Exclude the pictures, and otherwise reproduce the data in full.

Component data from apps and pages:
────

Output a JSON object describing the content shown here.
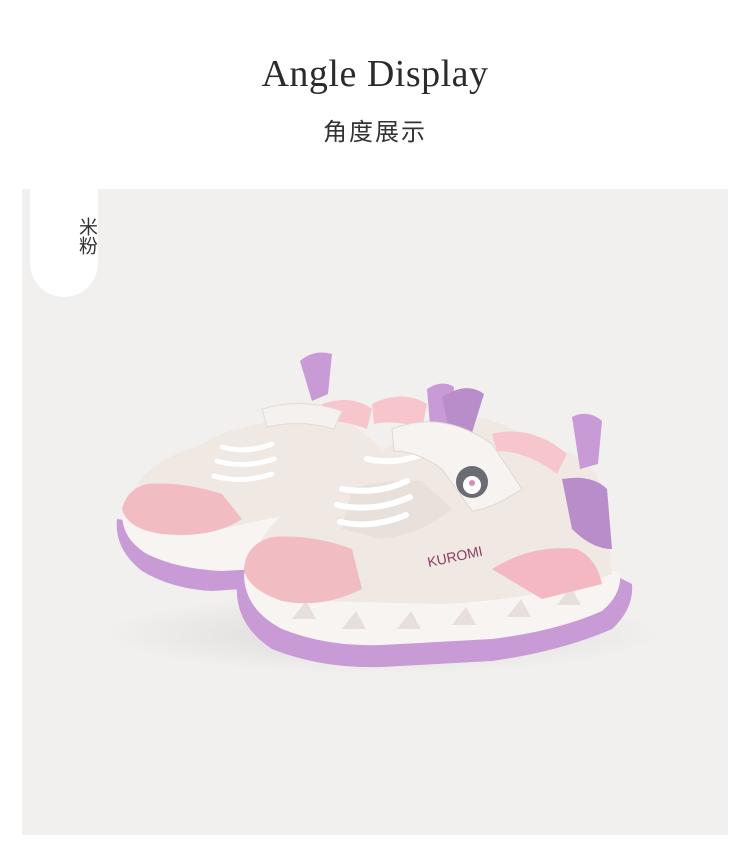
{
  "header": {
    "title": "Angle Display",
    "subtitle": "角度展示"
  },
  "color_tag": {
    "label": "米粉"
  },
  "product_photo": {
    "description_icon": "sneaker-pair-image",
    "logo_text": "KUROMI",
    "colors": {
      "background": "#f1f0ef",
      "upper": "#efe8e3",
      "pink": "#f2bcc3",
      "lilac": "#c89ad6",
      "sole": "#f7f4f2"
    }
  }
}
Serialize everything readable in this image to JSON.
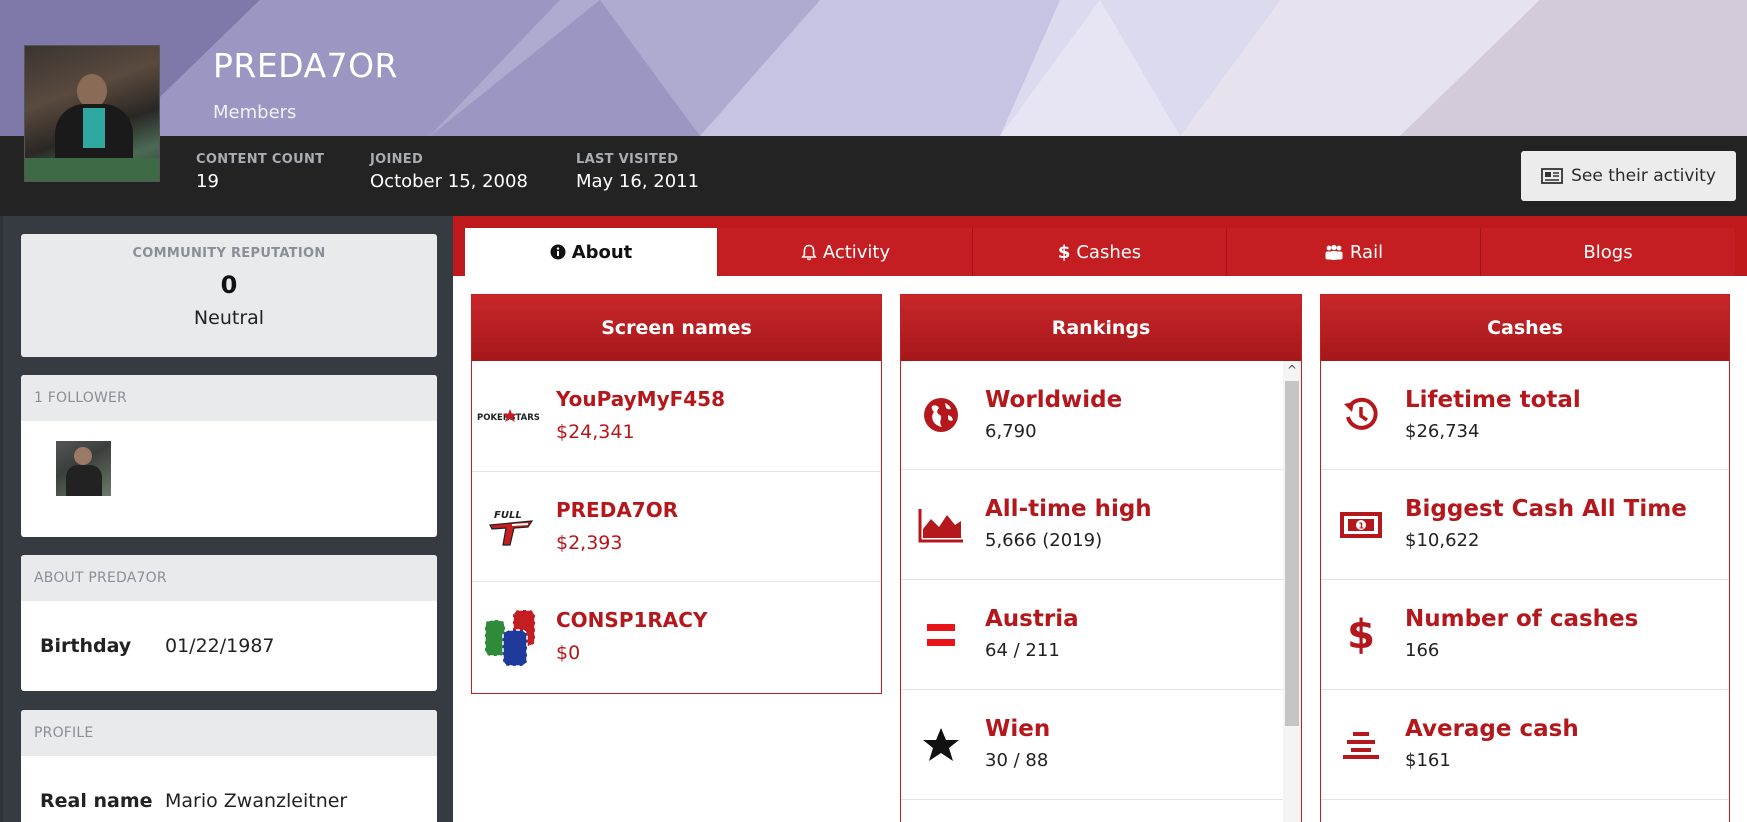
{
  "profile": {
    "name": "PREDA7OR",
    "group": "Members",
    "stats": [
      {
        "label": "CONTENT COUNT",
        "value": "19"
      },
      {
        "label": "JOINED",
        "value": "October 15, 2008"
      },
      {
        "label": "LAST VISITED",
        "value": "May 16, 2011"
      }
    ],
    "activity_button": "See their activity"
  },
  "sidebar": {
    "reputation": {
      "label": "COMMUNITY REPUTATION",
      "value": "0",
      "word": "Neutral"
    },
    "followers": {
      "label": "1 FOLLOWER"
    },
    "about": {
      "label": "ABOUT PREDA7OR",
      "key": "Birthday",
      "value": "01/22/1987"
    },
    "profile": {
      "label": "PROFILE",
      "key": "Real name",
      "value": "Mario Zwanzleitner"
    }
  },
  "tabs": [
    {
      "label": "About",
      "icon": "info-icon",
      "active": true
    },
    {
      "label": "Activity",
      "icon": "bell-icon",
      "active": false
    },
    {
      "label": "Cashes",
      "icon": "dollar-icon",
      "active": false
    },
    {
      "label": "Rail",
      "icon": "users-icon",
      "active": false
    },
    {
      "label": "Blogs",
      "icon": "",
      "active": false
    }
  ],
  "screen_names": {
    "title": "Screen names",
    "items": [
      {
        "site": "POKERSTARS",
        "name": "YouPayMyF458",
        "amount": "$24,341",
        "icon": "pokerstars-logo"
      },
      {
        "site": "FULL TILT",
        "name": "PREDA7OR",
        "amount": "$2,393",
        "icon": "fulltilt-logo"
      },
      {
        "site": "",
        "name": "CONSP1RACY",
        "amount": "$0",
        "icon": "poker-chips-icon"
      }
    ]
  },
  "rankings": {
    "title": "Rankings",
    "items": [
      {
        "label": "Worldwide",
        "value": "6,790",
        "icon": "globe-icon"
      },
      {
        "label": "All-time high",
        "value": "5,666 (2019)",
        "icon": "area-chart-icon"
      },
      {
        "label": "Austria",
        "value": "64 / 211",
        "icon": "austria-flag-icon"
      },
      {
        "label": "Wien",
        "value": "30 / 88",
        "icon": "star-icon"
      }
    ]
  },
  "cashes": {
    "title": "Cashes",
    "items": [
      {
        "label": "Lifetime total",
        "value": "$26,734",
        "icon": "history-icon"
      },
      {
        "label": "Biggest Cash All Time",
        "value": "$10,622",
        "icon": "banknote-icon"
      },
      {
        "label": "Number of cashes",
        "value": "166",
        "icon": "dollar-icon"
      },
      {
        "label": "Average cash",
        "value": "$161",
        "icon": "stack-icon"
      }
    ]
  },
  "colors": {
    "brand_red": "#c41e22",
    "accent_text": "#b4181c",
    "dark_bar": "#232323"
  }
}
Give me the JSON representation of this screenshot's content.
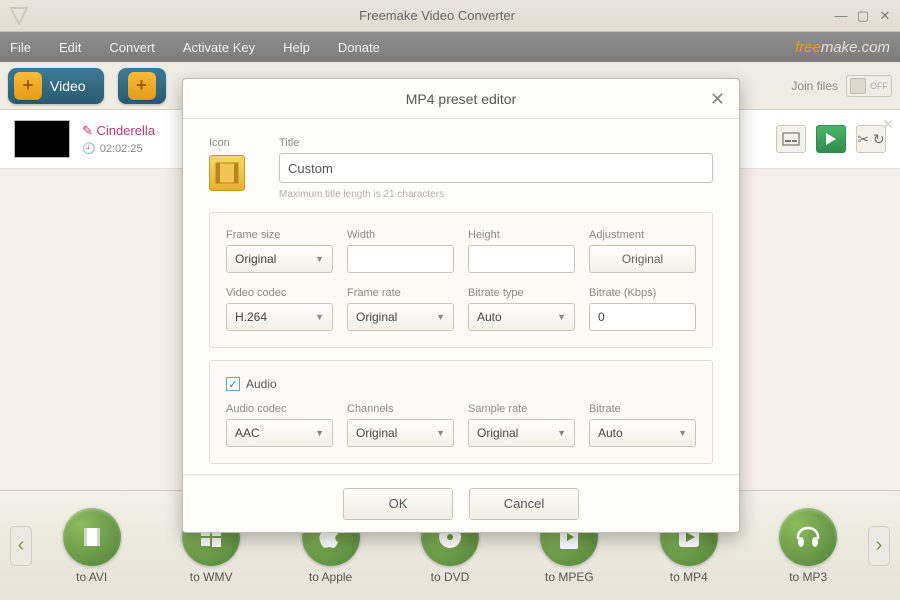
{
  "window": {
    "title": "Freemake Video Converter",
    "brand_free": "free",
    "brand_make": "make.com"
  },
  "menu": {
    "items": [
      "File",
      "Edit",
      "Convert",
      "Activate Key",
      "Help",
      "Donate"
    ]
  },
  "toolbar": {
    "video_label": "Video"
  },
  "join": {
    "label": "Join files",
    "state": "OFF"
  },
  "file": {
    "title": "Cinderella",
    "duration": "02:02:25"
  },
  "modal": {
    "title": "MP4 preset editor",
    "icon_label": "Icon",
    "title_label": "Title",
    "title_value": "Custom",
    "title_hint": "Maximum title length is 21 characters",
    "video": {
      "frame_size_label": "Frame size",
      "frame_size_value": "Original",
      "width_label": "Width",
      "width_value": "",
      "height_label": "Height",
      "height_value": "",
      "adjustment_label": "Adjustment",
      "adjustment_value": "Original",
      "codec_label": "Video codec",
      "codec_value": "H.264",
      "framerate_label": "Frame rate",
      "framerate_value": "Original",
      "bitrate_type_label": "Bitrate type",
      "bitrate_type_value": "Auto",
      "bitrate_label": "Bitrate (Kbps)",
      "bitrate_value": "0"
    },
    "audio": {
      "checkbox_label": "Audio",
      "codec_label": "Audio codec",
      "codec_value": "AAC",
      "channels_label": "Channels",
      "channels_value": "Original",
      "sample_label": "Sample rate",
      "sample_value": "Original",
      "bitrate_label": "Bitrate",
      "bitrate_value": "Auto"
    },
    "ok": "OK",
    "cancel": "Cancel"
  },
  "outputs": {
    "items": [
      "to AVI",
      "to WMV",
      "to Apple",
      "to DVD",
      "to MPEG",
      "to MP4",
      "to MP3"
    ]
  }
}
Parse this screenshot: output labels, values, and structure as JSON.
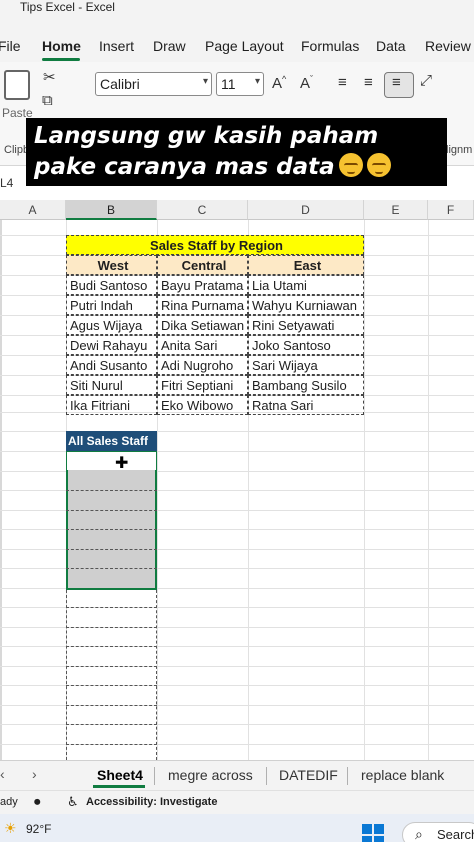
{
  "window": {
    "title": "Tips Excel  -  Excel"
  },
  "ribbon_tabs": [
    "File",
    "Home",
    "Insert",
    "Draw",
    "Page Layout",
    "Formulas",
    "Data",
    "Review"
  ],
  "ribbon": {
    "paste_label": "Paste",
    "clipboard_label": "Clipb",
    "alignment_label": "lignm",
    "font_name": "Calibri",
    "font_size": "11"
  },
  "caption": {
    "line1": "Langsung gw kasih paham",
    "line2": "pake caranya mas data"
  },
  "namebox": "L4",
  "columns": [
    "A",
    "B",
    "C",
    "D",
    "E",
    "F"
  ],
  "table": {
    "title": "Sales Staff by Region",
    "headers": [
      "West",
      "Central",
      "East"
    ],
    "rows": [
      [
        "Budi Santoso",
        "Bayu Pratama",
        "Lia Utami"
      ],
      [
        "Putri Indah",
        "Rina Purnama",
        "Wahyu Kurniawan"
      ],
      [
        "Agus Wijaya",
        "Dika Setiawan",
        "Rini Setyawati"
      ],
      [
        "Dewi Rahayu",
        "Anita Sari",
        "Joko Santoso"
      ],
      [
        "Andi Susanto",
        "Adi Nugroho",
        "Sari Wijaya"
      ],
      [
        "Siti Nurul",
        "Fitri Septiani",
        "Bambang Susilo"
      ],
      [
        "Ika Fitriani",
        "Eko Wibowo",
        "Ratna Sari"
      ]
    ]
  },
  "all_staff_header": "All Sales Staff",
  "sheets": [
    "Sheet4",
    "megre across",
    "DATEDIF",
    "replace blank"
  ],
  "active_sheet": "Sheet4",
  "status": {
    "ready": "Ready",
    "accessibility": "Accessibility: Investigate"
  },
  "taskbar": {
    "weather": "92°F",
    "search": "Search"
  },
  "colors": {
    "excel_green": "#107c41",
    "title_yellow": "#ffff00",
    "header_navy": "#1f4e79",
    "header_tan": "#fde9c6"
  }
}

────

**Response to the task**
Output a JSON object describing the content shown here.
{
  "header": {
    "title": "Angle Display",
    "subtitle": "角度展示"
  },
  "color_tag": {
    "label": "米粉"
  },
  "product_photo": {
    "description_icon": "sneaker-pair-image",
    "logo_text": "KUROMI",
    "colors": {
      "background": "#f1f0ef",
      "upper": "#efe8e3",
      "pink": "#f2bcc3",
      "lilac": "#c89ad6",
      "sole": "#f7f4f2"
    }
  }
}
Serialize everything readable in this image to JSON.
{
  "profile": {
    "name": "PREDA7OR",
    "group": "Members",
    "stats": [
      {
        "label": "CONTENT COUNT",
        "value": "19"
      },
      {
        "label": "JOINED",
        "value": "October 15, 2008"
      },
      {
        "label": "LAST VISITED",
        "value": "May 16, 2011"
      }
    ],
    "activity_button": "See their activity"
  },
  "sidebar": {
    "reputation": {
      "label": "COMMUNITY REPUTATION",
      "value": "0",
      "word": "Neutral"
    },
    "followers": {
      "label": "1 FOLLOWER"
    },
    "about": {
      "label": "ABOUT PREDA7OR",
      "key": "Birthday",
      "value": "01/22/1987"
    },
    "profile": {
      "label": "PROFILE",
      "key": "Real name",
      "value": "Mario Zwanzleitner"
    }
  },
  "tabs": [
    {
      "label": "About",
      "icon": "info-icon",
      "active": true
    },
    {
      "label": "Activity",
      "icon": "bell-icon",
      "active": false
    },
    {
      "label": "Cashes",
      "icon": "dollar-icon",
      "active": false
    },
    {
      "label": "Rail",
      "icon": "users-icon",
      "active": false
    },
    {
      "label": "Blogs",
      "icon": "",
      "active": false
    }
  ],
  "screen_names": {
    "title": "Screen names",
    "items": [
      {
        "site": "POKERSTARS",
        "name": "YouPayMyF458",
        "amount": "$24,341",
        "icon": "pokerstars-logo"
      },
      {
        "site": "FULL TILT",
        "name": "PREDA7OR",
        "amount": "$2,393",
        "icon": "fulltilt-logo"
      },
      {
        "site": "",
        "name": "CONSP1RACY",
        "amount": "$0",
        "icon": "poker-chips-icon"
      }
    ]
  },
  "rankings": {
    "title": "Rankings",
    "items": [
      {
        "label": "Worldwide",
        "value": "6,790",
        "icon": "globe-icon"
      },
      {
        "label": "All-time high",
        "value": "5,666 (2019)",
        "icon": "area-chart-icon"
      },
      {
        "label": "Austria",
        "value": "64 / 211",
        "icon": "austria-flag-icon"
      },
      {
        "label": "Wien",
        "value": "30 / 88",
        "icon": "star-icon"
      }
    ]
  },
  "cashes": {
    "title": "Cashes",
    "items": [
      {
        "label": "Lifetime total",
        "value": "$26,734",
        "icon": "history-icon"
      },
      {
        "label": "Biggest Cash All Time",
        "value": "$10,622",
        "icon": "banknote-icon"
      },
      {
        "label": "Number of cashes",
        "value": "166",
        "icon": "dollar-icon"
      },
      {
        "label": "Average cash",
        "value": "$161",
        "icon": "stack-icon"
      }
    ]
  },
  "colors": {
    "brand_red": "#c41e22",
    "accent_text": "#b4181c",
    "dark_bar": "#232323"
  }
}
Give me the JSON representation of this screenshot's content.
{
  "window": {
    "title": "Freemake Video Converter",
    "brand_free": "free",
    "brand_make": "make.com"
  },
  "menu": {
    "items": [
      "File",
      "Edit",
      "Convert",
      "Activate Key",
      "Help",
      "Donate"
    ]
  },
  "toolbar": {
    "video_label": "Video"
  },
  "join": {
    "label": "Join files",
    "state": "OFF"
  },
  "file": {
    "title": "Cinderella",
    "duration": "02:02:25"
  },
  "modal": {
    "title": "MP4 preset editor",
    "icon_label": "Icon",
    "title_label": "Title",
    "title_value": "Custom",
    "title_hint": "Maximum title length is 21 characters",
    "video": {
      "frame_size_label": "Frame size",
      "frame_size_value": "Original",
      "width_label": "Width",
      "width_value": "",
      "height_label": "Height",
      "height_value": "",
      "adjustment_label": "Adjustment",
      "adjustment_value": "Original",
      "codec_label": "Video codec",
      "codec_value": "H.264",
      "framerate_label": "Frame rate",
      "framerate_value": "Original",
      "bitrate_type_label": "Bitrate type",
      "bitrate_type_value": "Auto",
      "bitrate_label": "Bitrate (Kbps)",
      "bitrate_value": "0"
    },
    "audio": {
      "checkbox_label": "Audio",
      "codec_label": "Audio codec",
      "codec_value": "AAC",
      "channels_label": "Channels",
      "channels_value": "Original",
      "sample_label": "Sample rate",
      "sample_value": "Original",
      "bitrate_label": "Bitrate",
      "bitrate_value": "Auto"
    },
    "ok": "OK",
    "cancel": "Cancel"
  },
  "outputs": {
    "items": [
      "to AVI",
      "to WMV",
      "to Apple",
      "to DVD",
      "to MPEG",
      "to MP4",
      "to MP3"
    ]
  }
}
Parse this screenshot: output labels, values, and structure as JSON.
{
  "window": {
    "title": "Tips Excel  -  Excel"
  },
  "ribbon_tabs": [
    "File",
    "Home",
    "Insert",
    "Draw",
    "Page Layout",
    "Formulas",
    "Data",
    "Review"
  ],
  "ribbon": {
    "paste_label": "Paste",
    "clipboard_label": "Clipb",
    "alignment_label": "lignm",
    "font_name": "Calibri",
    "font_size": "11"
  },
  "caption": {
    "line1": "Langsung gw kasih paham",
    "line2": "pake caranya mas data"
  },
  "namebox": "L4",
  "columns": [
    "A",
    "B",
    "C",
    "D",
    "E",
    "F"
  ],
  "table": {
    "title": "Sales Staff by Region",
    "headers": [
      "West",
      "Central",
      "East"
    ],
    "rows": [
      [
        "Budi Santoso",
        "Bayu Pratama",
        "Lia Utami"
      ],
      [
        "Putri Indah",
        "Rina Purnama",
        "Wahyu Kurniawan"
      ],
      [
        "Agus Wijaya",
        "Dika Setiawan",
        "Rini Setyawati"
      ],
      [
        "Dewi Rahayu",
        "Anita Sari",
        "Joko Santoso"
      ],
      [
        "Andi Susanto",
        "Adi Nugroho",
        "Sari Wijaya"
      ],
      [
        "Siti Nurul",
        "Fitri Septiani",
        "Bambang Susilo"
      ],
      [
        "Ika Fitriani",
        "Eko Wibowo",
        "Ratna Sari"
      ]
    ]
  },
  "all_staff_header": "All Sales Staff",
  "sheets": [
    "Sheet4",
    "megre across",
    "DATEDIF",
    "replace blank"
  ],
  "active_sheet": "Sheet4",
  "status": {
    "ready": "Ready",
    "accessibility": "Accessibility: Investigate"
  },
  "taskbar": {
    "weather": "92°F",
    "search": "Search"
  },
  "colors": {
    "excel_green": "#107c41",
    "title_yellow": "#ffff00",
    "header_navy": "#1f4e79",
    "header_tan": "#fde9c6"
  }
}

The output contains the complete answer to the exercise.